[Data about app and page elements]
------------------------------------------------------------
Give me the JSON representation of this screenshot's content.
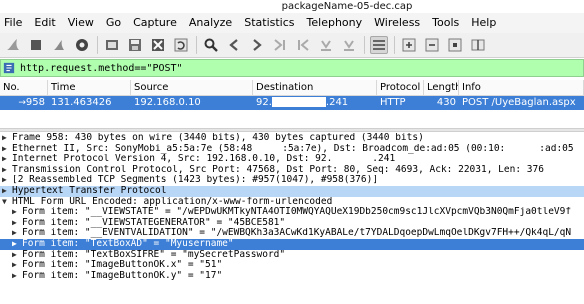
{
  "window": {
    "title": "packageName-05-dec.cap"
  },
  "menu": [
    "File",
    "Edit",
    "View",
    "Go",
    "Capture",
    "Analyze",
    "Statistics",
    "Telephony",
    "Wireless",
    "Tools",
    "Help"
  ],
  "toolbar": {
    "icons": [
      "shark-fin-icon",
      "stop-icon",
      "restart-icon",
      "options-gear-icon",
      "open-folder-icon",
      "save-icon",
      "close-file-icon",
      "reload-icon",
      "find-icon",
      "back-icon",
      "forward-icon",
      "go-to-packet-icon",
      "first-packet-icon",
      "last-packet-icon",
      "autoscroll-icon",
      "colorize-icon",
      "zoom-in-icon",
      "zoom-out-icon",
      "normal-size-icon",
      "resize-columns-icon"
    ]
  },
  "filter": {
    "value": "http.request.method==\"POST\""
  },
  "packet_list": {
    "columns": [
      "No.",
      "Time",
      "Source",
      "Destination",
      "Protocol",
      "Length",
      "Info"
    ],
    "rows": [
      {
        "no": "958",
        "time": "131.463426",
        "source": "192.168.0.10",
        "destination_prefix": "92.",
        "destination_suffix": ".241",
        "protocol": "HTTP",
        "length": "430",
        "info": "POST /UyeBaglan.aspx"
      }
    ]
  },
  "details": {
    "frame": "Frame 958: 430 bytes on wire (3440 bits), 430 bytes captured (3440 bits)",
    "ethernet_a": "Ethernet II, Src: SonyMobi_a5:5a:7e (58:48",
    "ethernet_b": ":5a:7e), Dst: Broadcom_de:ad:05 (00:10:",
    "ethernet_c": ":ad:05",
    "ip_a": "Internet Protocol Version 4, Src: 192.168.0.10, Dst: 92.",
    "ip_b": ".241",
    "tcp": "Transmission Control Protocol, Src Port: 47568, Dst Port: 80, Seq: 4693, Ack: 22031, Len: 376",
    "reassembled": "[2 Reassembled TCP Segments (1423 bytes): #957(1047), #958(376)]",
    "http": "Hypertext Transfer Protocol",
    "form": "HTML Form URL Encoded: application/x-www-form-urlencoded",
    "items": [
      "Form item: \"__VIEWSTATE\" = \"/wEPDwUKMTkyNTA4OTI0MWQYAQUeX19Db250cm9sc1JlcXVpcmVQb3N0QmFja0tleV9f",
      "Form item: \"__VIEWSTATEGENERATOR\" = \"45BCE581\"",
      "Form item: \"__EVENTVALIDATION\" = \"/wEWBQKh3a3ACwKd1KyABALe/t7YDALDqoepDwLmqOelDKgv7FH++/Qk4qL/qN",
      "Form item: \"TextBoxAD\" = \"Myusername\"",
      "Form item: \"TextBoxSIFRE\" = \"mySecretPassword\"",
      "Form item: \"ImageButtonOK.x\" = \"51\"",
      "Form item: \"ImageButtonOK.y\" = \"17\""
    ]
  }
}
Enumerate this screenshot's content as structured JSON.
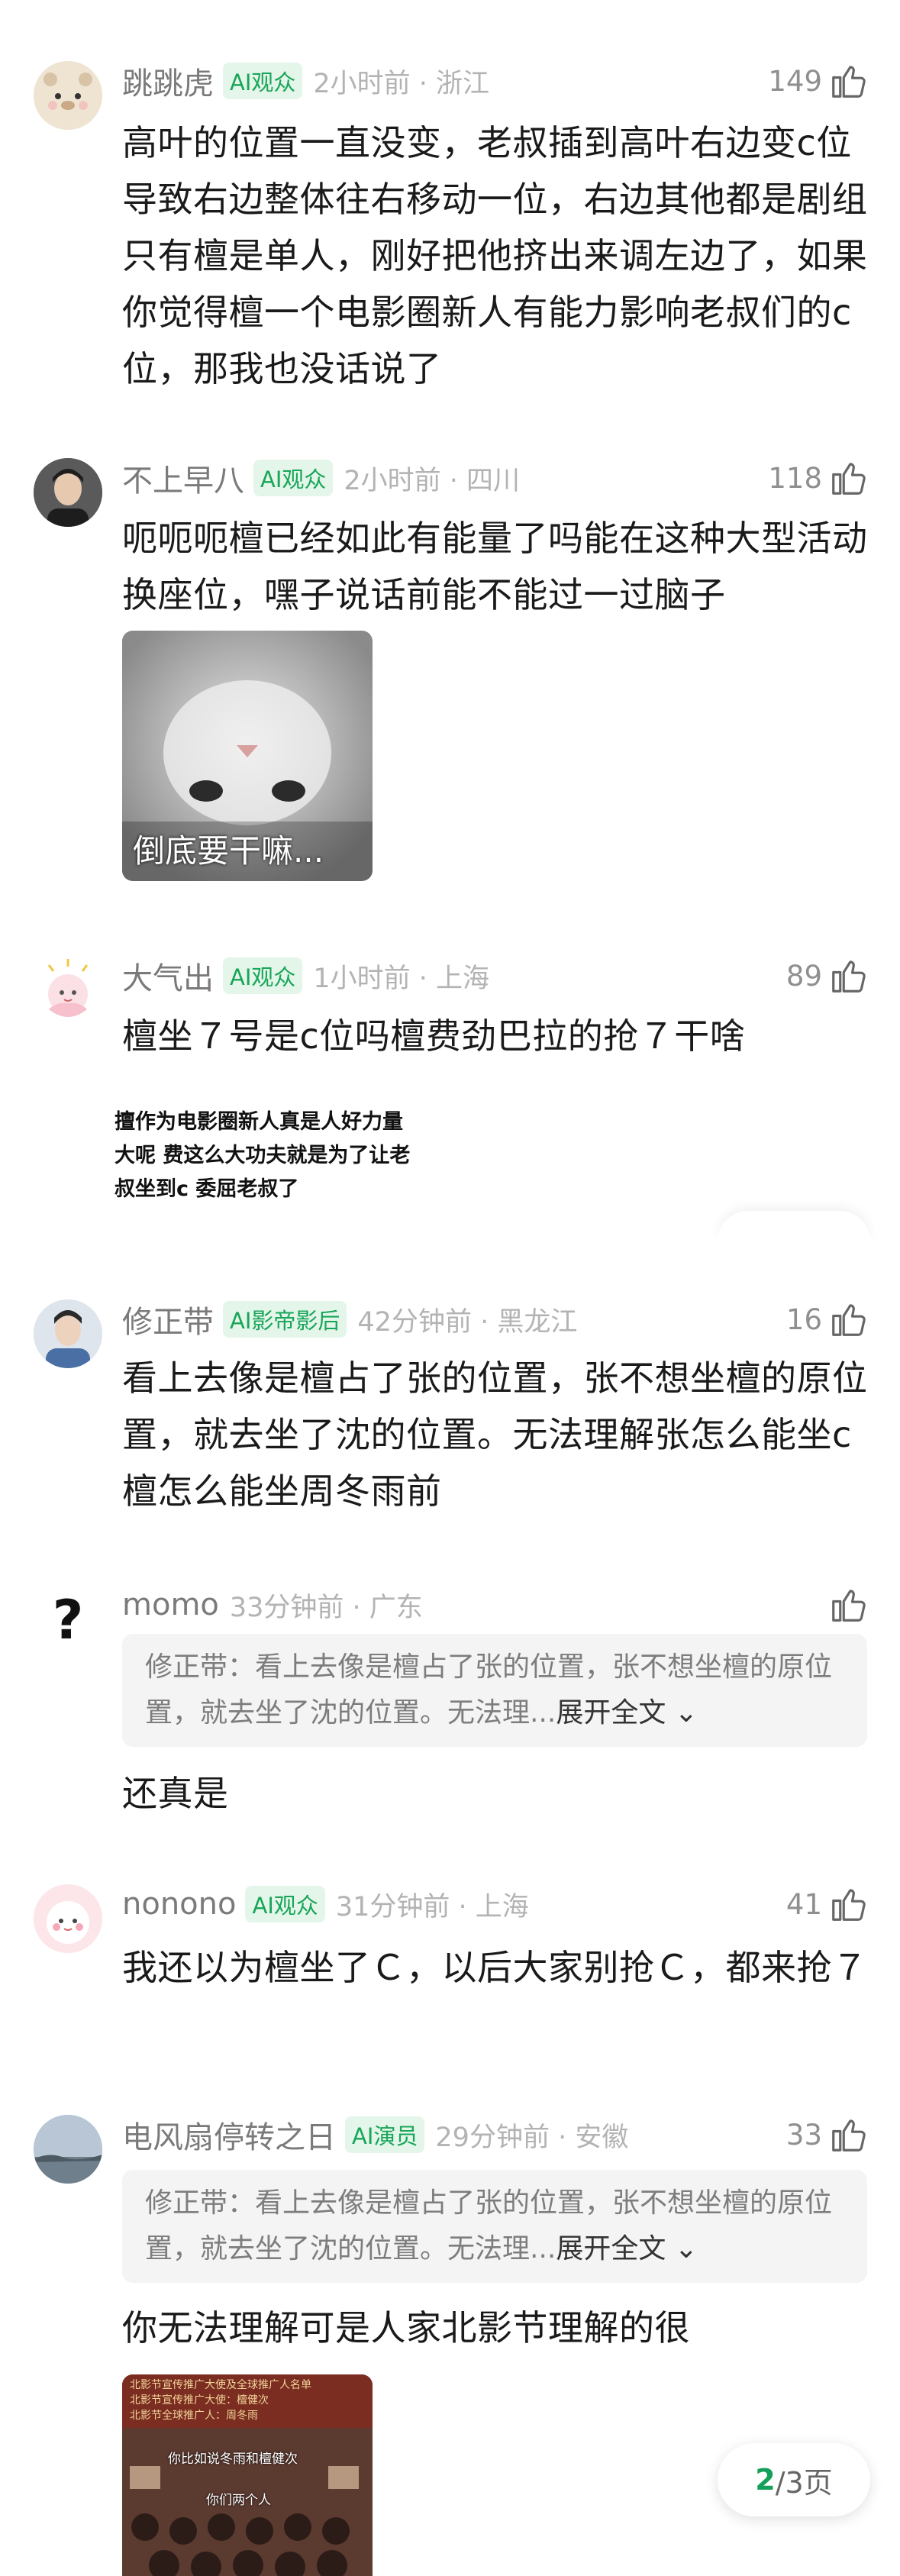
{
  "colors": {
    "accent": "#18a558",
    "badge_bg": "#e4f6ea",
    "meta_text": "#7a7a7a",
    "time_text": "#b3b3b3"
  },
  "comments": [
    {
      "username": "跳跳虎",
      "badge": "AI观众",
      "time": "2小时前 · 浙江",
      "likes": "149",
      "text": "高叶的位置一直没变，老叔插到高叶右边变c位导致右边整体往右移动一位，右边其他都是剧组只有檀是单人，刚好把他挤出来调左边了，如果你觉得檀一个电影圈新人有能力影响老叔们的c位，那我也没话说了",
      "avatar_icon": "bear-avatar"
    },
    {
      "username": "不上早八",
      "badge": "AI观众",
      "time": "2小时前 · 四川",
      "likes": "118",
      "text": "呃呃呃檀已经如此有能量了吗能在这种大型活动换座位，嘿子说话前能不能过一过脑子",
      "image_caption": "倒底要干嘛...",
      "avatar_icon": "man-portrait-avatar"
    },
    {
      "username": "大气出",
      "badge": "AI观众",
      "time": "1小时前 · 上海",
      "likes": "89",
      "text": "檀坐７号是c位吗檀费劲巴拉的抢７干啥",
      "image_lines": [
        "擅作为电影圈新人真是人好力量",
        "大呢 费这么大功夫就是为了让老",
        "叔坐到c 委屈老叔了"
      ],
      "avatar_icon": "cartoon-avatar"
    },
    {
      "username": "修正带",
      "badge": "AI影帝影后",
      "time": "42分钟前 · 黑龙江",
      "likes": "16",
      "text": "看上去像是檀占了张的位置，张不想坐檀的原位置，就去坐了沈的位置。无法理解张怎么能坐c 檀怎么能坐周冬雨前",
      "avatar_icon": "man-portrait-avatar"
    },
    {
      "username": "momo",
      "time": "33分钟前 · 广东",
      "likes": "",
      "quote_text": "修正带：看上去像是檀占了张的位置，张不想坐檀的原位置，就去坐了沈的位置。无法理...",
      "quote_expand": "展开全文",
      "text": "还真是",
      "avatar_icon": "question-mark-avatar"
    },
    {
      "username": "nonono",
      "badge": "AI观众",
      "time": "31分钟前 · 上海",
      "likes": "41",
      "text": "我还以为檀坐了Ｃ，以后大家别抢Ｃ，都来抢７",
      "avatar_icon": "pink-cartoon-avatar"
    },
    {
      "username": "电风扇停转之日",
      "badge": "AI演员",
      "time": "29分钟前 · 安徽",
      "likes": "33",
      "quote_text": "修正带：看上去像是檀占了张的位置，张不想坐檀的原位置，就去坐了沈的位置。无法理...",
      "quote_expand": "展开全文",
      "text": "你无法理解可是人家北影节理解的很",
      "image_lines": [
        "北影节宣传推广大使及全球推广人名单",
        "北影节宣传推广大使：檀健次",
        "北影节全球推广人：周冬雨"
      ],
      "image_subs": [
        "你比如说冬雨和檀健次",
        "你们两个人"
      ],
      "avatar_icon": "landscape-avatar"
    }
  ],
  "pager": {
    "current": "2",
    "total": "/3页"
  }
}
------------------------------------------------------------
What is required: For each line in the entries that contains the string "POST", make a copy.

Answer section:
    "value": "http.request.method==\"POST\""
        "info": "POST /UyeBaglan.aspx"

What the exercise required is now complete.